---------- INFORMATION PROVIDED ----------

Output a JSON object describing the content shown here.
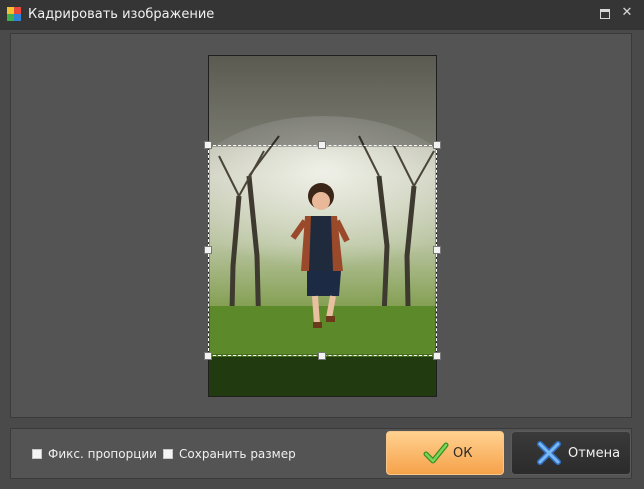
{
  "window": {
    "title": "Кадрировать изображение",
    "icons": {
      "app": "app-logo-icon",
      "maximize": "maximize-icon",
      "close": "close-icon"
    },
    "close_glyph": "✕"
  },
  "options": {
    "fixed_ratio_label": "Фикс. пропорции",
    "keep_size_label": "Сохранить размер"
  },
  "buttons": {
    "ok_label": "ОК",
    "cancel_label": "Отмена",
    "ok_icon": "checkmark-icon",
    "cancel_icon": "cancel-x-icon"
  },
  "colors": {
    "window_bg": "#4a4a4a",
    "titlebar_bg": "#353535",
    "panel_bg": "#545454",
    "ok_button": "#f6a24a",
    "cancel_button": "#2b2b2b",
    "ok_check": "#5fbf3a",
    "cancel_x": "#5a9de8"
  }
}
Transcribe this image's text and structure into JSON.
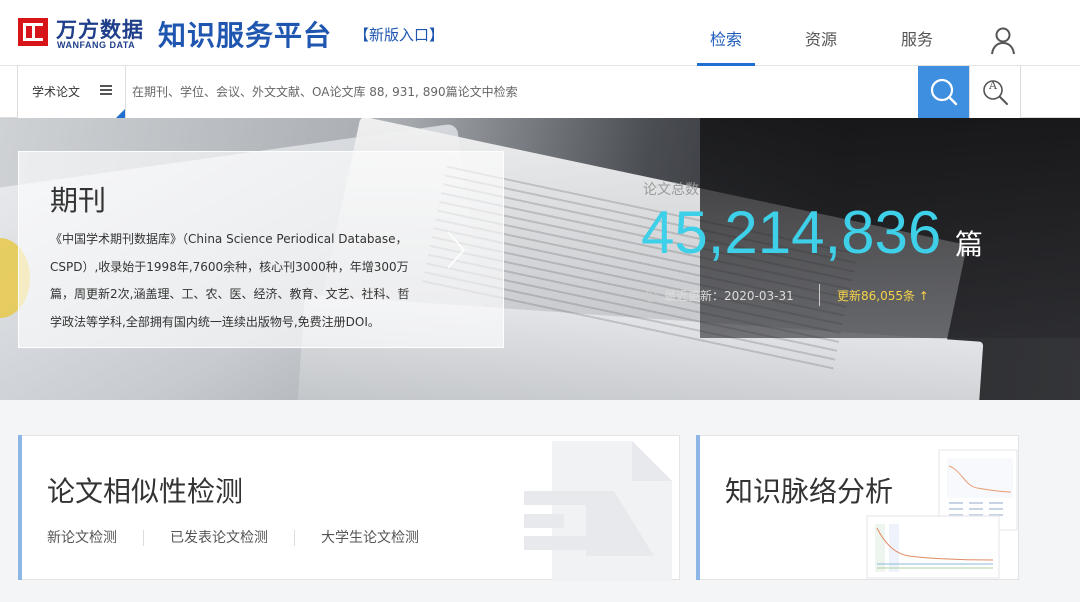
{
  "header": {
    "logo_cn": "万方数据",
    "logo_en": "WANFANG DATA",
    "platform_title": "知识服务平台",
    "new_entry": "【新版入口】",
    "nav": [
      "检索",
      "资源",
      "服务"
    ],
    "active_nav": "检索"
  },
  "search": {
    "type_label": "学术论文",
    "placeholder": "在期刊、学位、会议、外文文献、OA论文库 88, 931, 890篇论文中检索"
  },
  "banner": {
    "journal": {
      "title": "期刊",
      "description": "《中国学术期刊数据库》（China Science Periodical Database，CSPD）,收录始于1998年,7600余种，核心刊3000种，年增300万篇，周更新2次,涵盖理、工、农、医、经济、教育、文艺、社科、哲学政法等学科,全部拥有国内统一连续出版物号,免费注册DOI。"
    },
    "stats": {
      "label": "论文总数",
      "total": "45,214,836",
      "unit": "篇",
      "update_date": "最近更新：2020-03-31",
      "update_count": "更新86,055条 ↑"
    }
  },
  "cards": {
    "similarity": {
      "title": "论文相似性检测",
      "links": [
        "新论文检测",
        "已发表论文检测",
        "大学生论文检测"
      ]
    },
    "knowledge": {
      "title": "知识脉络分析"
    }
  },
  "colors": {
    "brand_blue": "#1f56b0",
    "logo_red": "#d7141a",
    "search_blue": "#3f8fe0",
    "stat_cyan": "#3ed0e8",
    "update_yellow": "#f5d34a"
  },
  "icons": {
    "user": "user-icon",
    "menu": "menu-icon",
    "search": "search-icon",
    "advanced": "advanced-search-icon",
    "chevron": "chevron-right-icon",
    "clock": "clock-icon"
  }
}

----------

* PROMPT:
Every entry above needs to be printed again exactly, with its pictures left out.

* EXERCISE RESULT:
Output a JSON object describing the content shown here.
{
  "window": {
    "title": "Кадрировать изображение",
    "icons": {
      "app": "app-logo-icon",
      "maximize": "maximize-icon",
      "close": "close-icon"
    },
    "close_glyph": "✕"
  },
  "options": {
    "fixed_ratio_label": "Фикс. пропорции",
    "keep_size_label": "Сохранить размер"
  },
  "buttons": {
    "ok_label": "ОК",
    "cancel_label": "Отмена",
    "ok_icon": "checkmark-icon",
    "cancel_icon": "cancel-x-icon"
  },
  "colors": {
    "window_bg": "#4a4a4a",
    "titlebar_bg": "#353535",
    "panel_bg": "#545454",
    "ok_button": "#f6a24a",
    "cancel_button": "#2b2b2b",
    "ok_check": "#5fbf3a",
    "cancel_x": "#5a9de8"
  }
}
Transcribe this image's text and structure into JSON.
{
  "header": {
    "logo_cn": "万方数据",
    "logo_en": "WANFANG DATA",
    "platform_title": "知识服务平台",
    "new_entry": "【新版入口】",
    "nav": [
      "检索",
      "资源",
      "服务"
    ],
    "active_nav": "检索"
  },
  "search": {
    "type_label": "学术论文",
    "placeholder": "在期刊、学位、会议、外文文献、OA论文库 88, 931, 890篇论文中检索"
  },
  "banner": {
    "journal": {
      "title": "期刊",
      "description": "《中国学术期刊数据库》（China Science Periodical Database，CSPD）,收录始于1998年,7600余种，核心刊3000种，年增300万篇，周更新2次,涵盖理、工、农、医、经济、教育、文艺、社科、哲学政法等学科,全部拥有国内统一连续出版物号,免费注册DOI。"
    },
    "stats": {
      "label": "论文总数",
      "total": "45,214,836",
      "unit": "篇",
      "update_date": "最近更新：2020-03-31",
      "update_count": "更新86,055条 ↑"
    }
  },
  "cards": {
    "similarity": {
      "title": "论文相似性检测",
      "links": [
        "新论文检测",
        "已发表论文检测",
        "大学生论文检测"
      ]
    },
    "knowledge": {
      "title": "知识脉络分析"
    }
  },
  "colors": {
    "brand_blue": "#1f56b0",
    "logo_red": "#d7141a",
    "search_blue": "#3f8fe0",
    "stat_cyan": "#3ed0e8",
    "update_yellow": "#f5d34a"
  },
  "icons": {
    "user": "user-icon",
    "menu": "menu-icon",
    "search": "search-icon",
    "advanced": "advanced-search-icon",
    "chevron": "chevron-right-icon",
    "clock": "clock-icon"
  }
}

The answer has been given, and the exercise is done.